As tech investors are acknowledging the drawbacks of PLPs and entrepreneurs are wielding more power, today, the more common liquidation preference is a non-participating liquidation preference (NPLP). The fairest NPLP mechanism, and the one you should fight for, is that in the event of an exit, the investor will receive the higher of (i) its investment; or (ii) its pro-rata portion of the proceeds.
This NPLP mitigates the gap between the parties and provides the investor with the comfort it needs, while allowing the founder to benefit more from an exit.
Milestones. As investing in an early stage startup is a high risk investment, some investors seek to limit the risk by splitting their investment into installments based on performance milestones. Although every founder that I met believes he/she can meet such milestones, it is highly recommended not to include a performance milestones mechanism in your early finance rounds.
Most startups start with a great idea that evolves.
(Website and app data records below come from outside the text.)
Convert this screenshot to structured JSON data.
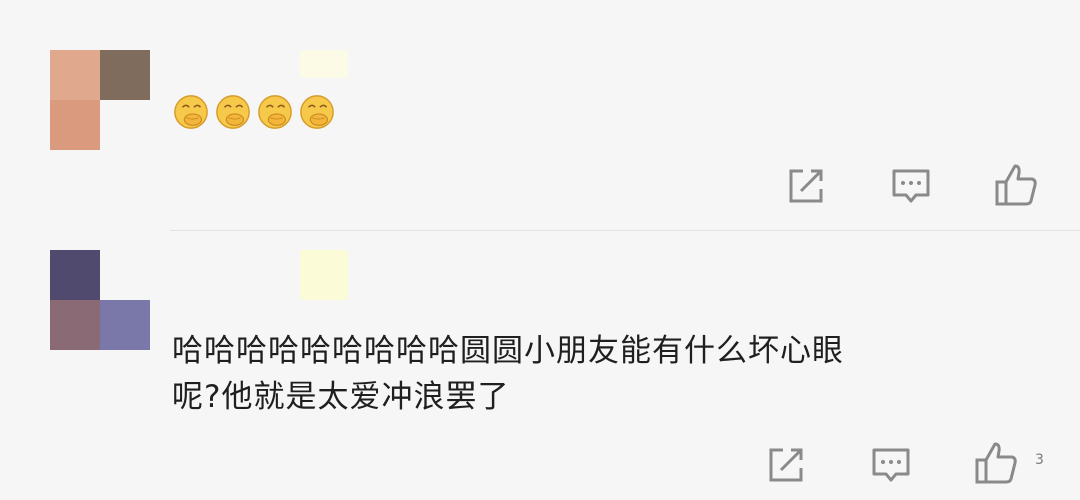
{
  "comments": [
    {
      "avatar_colors": [
        "#e0a88c",
        "#7f6c5c",
        "#d99a7e",
        "#f6f6f6"
      ],
      "emojis": [
        "laughing-hand-over-mouth-emoji",
        "laughing-hand-over-mouth-emoji",
        "laughing-hand-over-mouth-emoji",
        "laughing-hand-over-mouth-emoji"
      ],
      "actions": {
        "share": "share-icon",
        "reply": "comment-icon",
        "like": "thumbs-up-icon"
      }
    },
    {
      "avatar_colors": [
        "#4f4a6e",
        "#f6f6f6",
        "#8a6a75",
        "#7a78a8"
      ],
      "text_line1": "哈哈哈哈哈哈哈哈哈圆圆小朋友能有什么坏心眼",
      "text_line2": "呢?他就是太爱冲浪罢了",
      "like_count": "3",
      "actions": {
        "share": "share-icon",
        "reply": "comment-icon",
        "like": "thumbs-up-icon"
      }
    }
  ],
  "colors": {
    "background": "#f6f6f6",
    "icon": "#8a8a8a",
    "text": "#1f1f1f"
  }
}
During the journey of a young startup, the founders learn their market and understand better the pain and their client (B2B/B2C?). As a necessary result, the idea will be reshaped, the product will be redefined and the company’s targets may change (not always a full pivot). As a result, previously agreed milestones might become irrelevant. So in order to meet the money, you will need to renegotiate the investment terms, or worse, pursue a route that is not in the best interests of the company purely for the sake of achieving the milestone.
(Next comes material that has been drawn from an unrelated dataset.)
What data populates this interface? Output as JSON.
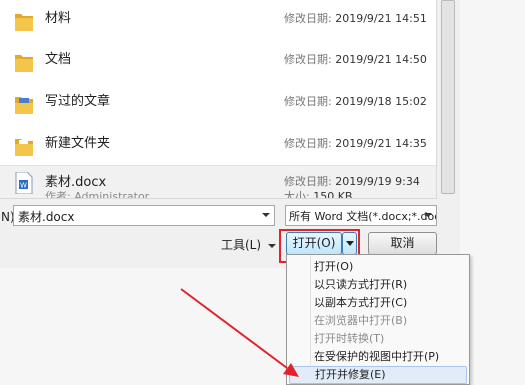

An additional issue with investments based on milestones, is that typically the agreed milestones are too vague and then there is often a dispute as to whether they have been achieved or not.
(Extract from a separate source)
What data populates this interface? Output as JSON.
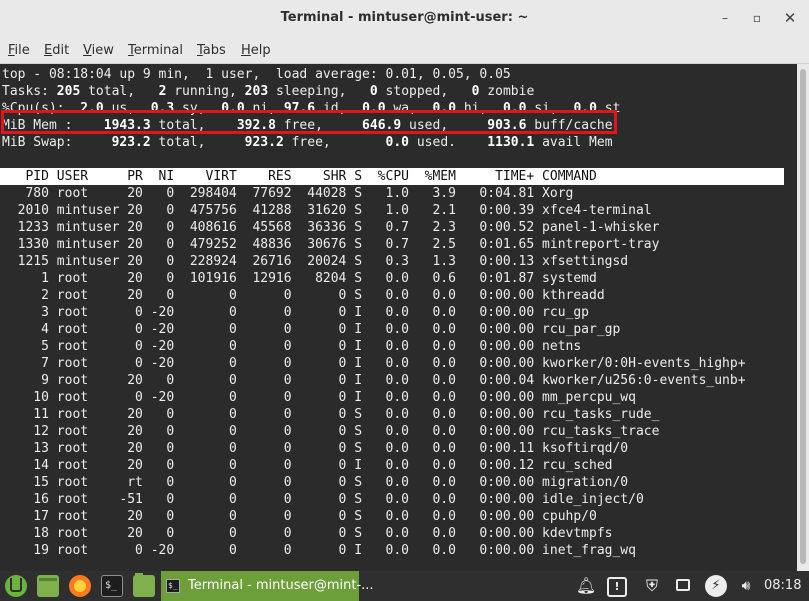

Further, bear in mind that milestones give the investor a way out from its commitment. Perhaps the market or the investor’s cash flow changed and in order to avoid payment, it will simply claim that the company did not hit the relevant milestone (although not polite, I have seen this happen).
If you have no option, then make sure the milestone definition is crystal clear with no room for ambiguity, only issue the corresponding equity upon receipt of the relevant payment and you can include a penalty mechanism.
Veto rights. As following an investment, the investor will be a minority shareholder in the company, it may ask for negative control – the right to block various resolutions at the board and shareholders levels. Such rights are commonly known as “veto rights”, “protective provisions” or “restricted provisions”.
Although the best solution is not to grant veto rights, certain investors (mainly VCs) will insist on them.
Two main points you should bear in mind when you tackle this point: (i) it is common to discuss, negotiate and narrow the scope of the requested veto rights; (ii) the number of veto rights is less important than their essence. It is critical to try to avoid vetoes on future investment rounds (this provision can appear in different shapes and form – beware!) and too much involvement in the day to day management of the venture.
Conclusion. Today, we are in a “founders market” – most investors (including major VCs) are looking for early stage startups in order to have a foot in the door in the “next best big thing”. The desire to invest in a strong team with a disrupting idea is strong – try to leverage it!
The issues above are only a small part of the provisions that will be discussed during investment negotiations, however they can have a dramatic impact on the future of your company, and should not be taken lightly.